■ **WHAT YOU HAVE TO DO**
Write out every record below exactly as it appears, omitting the pictures.

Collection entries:
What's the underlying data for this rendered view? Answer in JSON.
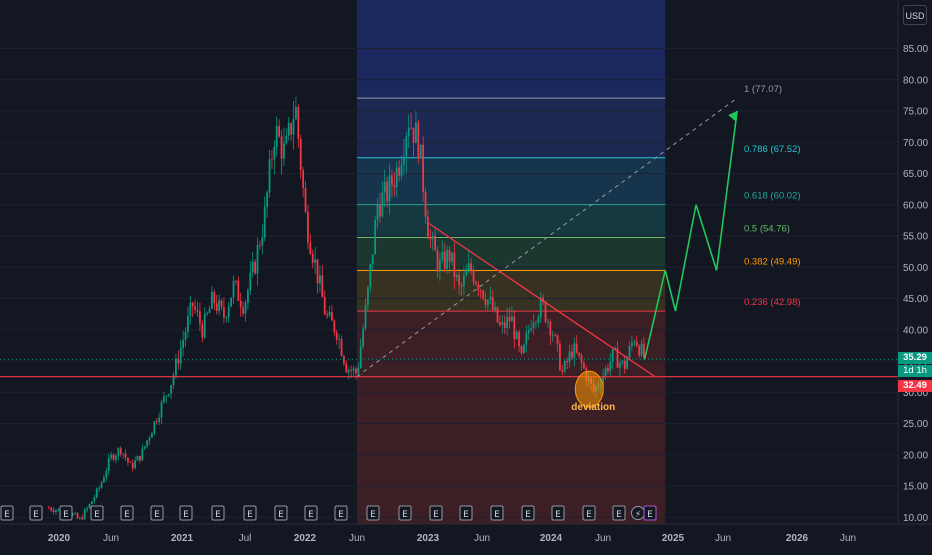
{
  "toolbar": {
    "currency": "USD"
  },
  "price_axis": {
    "labels": [
      "85.00",
      "80.00",
      "75.00",
      "70.00",
      "65.00",
      "60.00",
      "55.00",
      "50.00",
      "45.00",
      "40.00",
      "35.00",
      "30.00",
      "25.00",
      "20.00",
      "15.00",
      "10.00"
    ],
    "values": [
      85,
      80,
      75,
      70,
      65,
      60,
      55,
      50,
      45,
      40,
      35,
      30,
      25,
      20,
      15,
      10
    ]
  },
  "time_axis": {
    "labels": [
      "2020",
      "Jun",
      "2021",
      "Jul",
      "2022",
      "Jun",
      "2023",
      "Jun",
      "2024",
      "Jun",
      "2025",
      "Jun",
      "2026",
      "Jun"
    ]
  },
  "price_tags": {
    "last_price": "35.29",
    "countdown": "1d 1h",
    "support": "32.49"
  },
  "fib_levels": [
    {
      "label": "1 (77.07)",
      "value": 77.07,
      "color": "#9598a1"
    },
    {
      "label": "0.786 (67.52)",
      "value": 67.52,
      "color": "#26c6da"
    },
    {
      "label": "0.618 (60.02)",
      "value": 60.02,
      "color": "#26a69a"
    },
    {
      "label": "0.5 (54.76)",
      "value": 54.76,
      "color": "#66bb6a"
    },
    {
      "label": "0.382 (49.49)",
      "value": 49.49,
      "color": "#ff9800"
    },
    {
      "label": "0.236 (42.98)",
      "value": 42.98,
      "color": "#f23645"
    }
  ],
  "annotations": {
    "deviation_label": "deviation"
  },
  "event_markers": [
    "E",
    "E",
    "E",
    "E",
    "E",
    "E",
    "E",
    "E",
    "E",
    "E",
    "E",
    "E",
    "E",
    "E",
    "E",
    "E",
    "E",
    "E",
    "E",
    "E",
    "E",
    "⚡",
    "E"
  ],
  "chart_data": {
    "type": "candlestick",
    "price_range": [
      10,
      87
    ],
    "last_price": 35.29,
    "support_level": 32.49,
    "close_path": [
      [
        "2019-12",
        11.5
      ],
      [
        "2020-02",
        10.8
      ],
      [
        "2020-03",
        9.5
      ],
      [
        "2020-04",
        12.0
      ],
      [
        "2020-05",
        15.0
      ],
      [
        "2020-06",
        19.5
      ],
      [
        "2020-07",
        21.0
      ],
      [
        "2020-08",
        18.0
      ],
      [
        "2020-09",
        20.0
      ],
      [
        "2020-10",
        24.0
      ],
      [
        "2020-11",
        28.0
      ],
      [
        "2020-12",
        32.0
      ],
      [
        "2021-01",
        38.0
      ],
      [
        "2021-02",
        44.0
      ],
      [
        "2021-03",
        40.0
      ],
      [
        "2021-04",
        45.0
      ],
      [
        "2021-05",
        42.0
      ],
      [
        "2021-06",
        47.0
      ],
      [
        "2021-07",
        44.0
      ],
      [
        "2021-08",
        50.0
      ],
      [
        "2021-09",
        58.0
      ],
      [
        "2021-10",
        72.0
      ],
      [
        "2021-11",
        68.0
      ],
      [
        "2021-12",
        76.0
      ],
      [
        "2022-01",
        58.0
      ],
      [
        "2022-02",
        50.0
      ],
      [
        "2022-03",
        42.0
      ],
      [
        "2022-04",
        40.0
      ],
      [
        "2022-05",
        34.0
      ],
      [
        "2022-06",
        33.0
      ],
      [
        "2022-07",
        45.0
      ],
      [
        "2022-08",
        60.0
      ],
      [
        "2022-09",
        62.0
      ],
      [
        "2022-10",
        66.0
      ],
      [
        "2022-11",
        74.0
      ],
      [
        "2022-12",
        70.0
      ],
      [
        "2023-01",
        55.0
      ],
      [
        "2023-02",
        50.0
      ],
      [
        "2023-03",
        52.0
      ],
      [
        "2023-04",
        46.0
      ],
      [
        "2023-05",
        50.0
      ],
      [
        "2023-06",
        47.0
      ],
      [
        "2023-07",
        44.0
      ],
      [
        "2023-08",
        40.0
      ],
      [
        "2023-09",
        42.0
      ],
      [
        "2023-10",
        35.0
      ],
      [
        "2023-11",
        42.0
      ],
      [
        "2023-12",
        44.0
      ],
      [
        "2024-01",
        40.0
      ],
      [
        "2024-02",
        33.0
      ],
      [
        "2024-03",
        37.0
      ],
      [
        "2024-04",
        34.0
      ],
      [
        "2024-05",
        30.0
      ],
      [
        "2024-06",
        33.0
      ],
      [
        "2024-07",
        36.0
      ],
      [
        "2024-08",
        34.0
      ],
      [
        "2024-09",
        39.0
      ],
      [
        "2024-10",
        35.29
      ]
    ],
    "projection": [
      [
        "2024-10",
        35.3
      ],
      [
        "2024-12",
        49.5
      ],
      [
        "2025-01",
        43.0
      ],
      [
        "2025-03",
        60.0
      ],
      [
        "2025-05",
        49.5
      ],
      [
        "2025-07",
        75.0
      ]
    ],
    "trendline": [
      [
        "2023-01",
        57.0
      ],
      [
        "2024-11",
        32.5
      ]
    ],
    "diagonal": [
      [
        "2022-06",
        32.5
      ],
      [
        "2025-07",
        77.07
      ]
    ],
    "fib_zone_dates": [
      "2022-06",
      "2024-12"
    ]
  }
}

■ **OUTPUT FOR THIS EXERCISE**
What's the underlying data for this rendered view? Answer in JSON.
{
  "toolbar": {
    "currency": "USD"
  },
  "price_axis": {
    "labels": [
      "85.00",
      "80.00",
      "75.00",
      "70.00",
      "65.00",
      "60.00",
      "55.00",
      "50.00",
      "45.00",
      "40.00",
      "35.00",
      "30.00",
      "25.00",
      "20.00",
      "15.00",
      "10.00"
    ],
    "values": [
      85,
      80,
      75,
      70,
      65,
      60,
      55,
      50,
      45,
      40,
      35,
      30,
      25,
      20,
      15,
      10
    ]
  },
  "time_axis": {
    "labels": [
      "2020",
      "Jun",
      "2021",
      "Jul",
      "2022",
      "Jun",
      "2023",
      "Jun",
      "2024",
      "Jun",
      "2025",
      "Jun",
      "2026",
      "Jun"
    ]
  },
  "price_tags": {
    "last_price": "35.29",
    "countdown": "1d 1h",
    "support": "32.49"
  },
  "fib_levels": [
    {
      "label": "1 (77.07)",
      "value": 77.07,
      "color": "#9598a1"
    },
    {
      "label": "0.786 (67.52)",
      "value": 67.52,
      "color": "#26c6da"
    },
    {
      "label": "0.618 (60.02)",
      "value": 60.02,
      "color": "#26a69a"
    },
    {
      "label": "0.5 (54.76)",
      "value": 54.76,
      "color": "#66bb6a"
    },
    {
      "label": "0.382 (49.49)",
      "value": 49.49,
      "color": "#ff9800"
    },
    {
      "label": "0.236 (42.98)",
      "value": 42.98,
      "color": "#f23645"
    }
  ],
  "annotations": {
    "deviation_label": "deviation"
  },
  "event_markers": [
    "E",
    "E",
    "E",
    "E",
    "E",
    "E",
    "E",
    "E",
    "E",
    "E",
    "E",
    "E",
    "E",
    "E",
    "E",
    "E",
    "E",
    "E",
    "E",
    "E",
    "E",
    "⚡",
    "E"
  ],
  "chart_data": {
    "type": "candlestick",
    "price_range": [
      10,
      87
    ],
    "last_price": 35.29,
    "support_level": 32.49,
    "close_path": [
      [
        "2019-12",
        11.5
      ],
      [
        "2020-02",
        10.8
      ],
      [
        "2020-03",
        9.5
      ],
      [
        "2020-04",
        12.0
      ],
      [
        "2020-05",
        15.0
      ],
      [
        "2020-06",
        19.5
      ],
      [
        "2020-07",
        21.0
      ],
      [
        "2020-08",
        18.0
      ],
      [
        "2020-09",
        20.0
      ],
      [
        "2020-10",
        24.0
      ],
      [
        "2020-11",
        28.0
      ],
      [
        "2020-12",
        32.0
      ],
      [
        "2021-01",
        38.0
      ],
      [
        "2021-02",
        44.0
      ],
      [
        "2021-03",
        40.0
      ],
      [
        "2021-04",
        45.0
      ],
      [
        "2021-05",
        42.0
      ],
      [
        "2021-06",
        47.0
      ],
      [
        "2021-07",
        44.0
      ],
      [
        "2021-08",
        50.0
      ],
      [
        "2021-09",
        58.0
      ],
      [
        "2021-10",
        72.0
      ],
      [
        "2021-11",
        68.0
      ],
      [
        "2021-12",
        76.0
      ],
      [
        "2022-01",
        58.0
      ],
      [
        "2022-02",
        50.0
      ],
      [
        "2022-03",
        42.0
      ],
      [
        "2022-04",
        40.0
      ],
      [
        "2022-05",
        34.0
      ],
      [
        "2022-06",
        33.0
      ],
      [
        "2022-07",
        45.0
      ],
      [
        "2022-08",
        60.0
      ],
      [
        "2022-09",
        62.0
      ],
      [
        "2022-10",
        66.0
      ],
      [
        "2022-11",
        74.0
      ],
      [
        "2022-12",
        70.0
      ],
      [
        "2023-01",
        55.0
      ],
      [
        "2023-02",
        50.0
      ],
      [
        "2023-03",
        52.0
      ],
      [
        "2023-04",
        46.0
      ],
      [
        "2023-05",
        50.0
      ],
      [
        "2023-06",
        47.0
      ],
      [
        "2023-07",
        44.0
      ],
      [
        "2023-08",
        40.0
      ],
      [
        "2023-09",
        42.0
      ],
      [
        "2023-10",
        35.0
      ],
      [
        "2023-11",
        42.0
      ],
      [
        "2023-12",
        44.0
      ],
      [
        "2024-01",
        40.0
      ],
      [
        "2024-02",
        33.0
      ],
      [
        "2024-03",
        37.0
      ],
      [
        "2024-04",
        34.0
      ],
      [
        "2024-05",
        30.0
      ],
      [
        "2024-06",
        33.0
      ],
      [
        "2024-07",
        36.0
      ],
      [
        "2024-08",
        34.0
      ],
      [
        "2024-09",
        39.0
      ],
      [
        "2024-10",
        35.29
      ]
    ],
    "projection": [
      [
        "2024-10",
        35.3
      ],
      [
        "2024-12",
        49.5
      ],
      [
        "2025-01",
        43.0
      ],
      [
        "2025-03",
        60.0
      ],
      [
        "2025-05",
        49.5
      ],
      [
        "2025-07",
        75.0
      ]
    ],
    "trendline": [
      [
        "2023-01",
        57.0
      ],
      [
        "2024-11",
        32.5
      ]
    ],
    "diagonal": [
      [
        "2022-06",
        32.5
      ],
      [
        "2025-07",
        77.07
      ]
    ],
    "fib_zone_dates": [
      "2022-06",
      "2024-12"
    ]
  }
}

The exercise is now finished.